# What to work on
Figure out how many lines in these records contain "time". Only the number belongs in the reply.

-- Opening Marker --

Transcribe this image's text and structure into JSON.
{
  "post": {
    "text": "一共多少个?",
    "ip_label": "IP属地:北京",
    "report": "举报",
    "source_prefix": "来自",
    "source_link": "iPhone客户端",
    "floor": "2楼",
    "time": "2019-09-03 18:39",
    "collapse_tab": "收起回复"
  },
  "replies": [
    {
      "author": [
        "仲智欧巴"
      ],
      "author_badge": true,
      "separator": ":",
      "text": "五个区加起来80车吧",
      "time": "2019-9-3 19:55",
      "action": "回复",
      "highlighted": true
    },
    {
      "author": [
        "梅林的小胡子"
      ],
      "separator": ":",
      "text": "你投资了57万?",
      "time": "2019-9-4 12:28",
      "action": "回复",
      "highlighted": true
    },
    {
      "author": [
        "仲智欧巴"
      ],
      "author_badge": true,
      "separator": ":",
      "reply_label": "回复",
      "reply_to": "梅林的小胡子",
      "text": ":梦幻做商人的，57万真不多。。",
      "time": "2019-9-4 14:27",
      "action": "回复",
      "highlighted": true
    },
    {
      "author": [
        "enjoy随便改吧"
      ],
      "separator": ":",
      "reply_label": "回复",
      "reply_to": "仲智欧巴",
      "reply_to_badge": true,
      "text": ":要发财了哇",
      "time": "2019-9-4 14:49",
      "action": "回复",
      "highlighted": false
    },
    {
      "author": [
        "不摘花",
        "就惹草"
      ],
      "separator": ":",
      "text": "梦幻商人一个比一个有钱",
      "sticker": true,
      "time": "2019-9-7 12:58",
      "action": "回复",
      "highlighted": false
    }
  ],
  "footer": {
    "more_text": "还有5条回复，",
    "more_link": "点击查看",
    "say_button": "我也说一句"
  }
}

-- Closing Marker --

# Answer to the exercise
6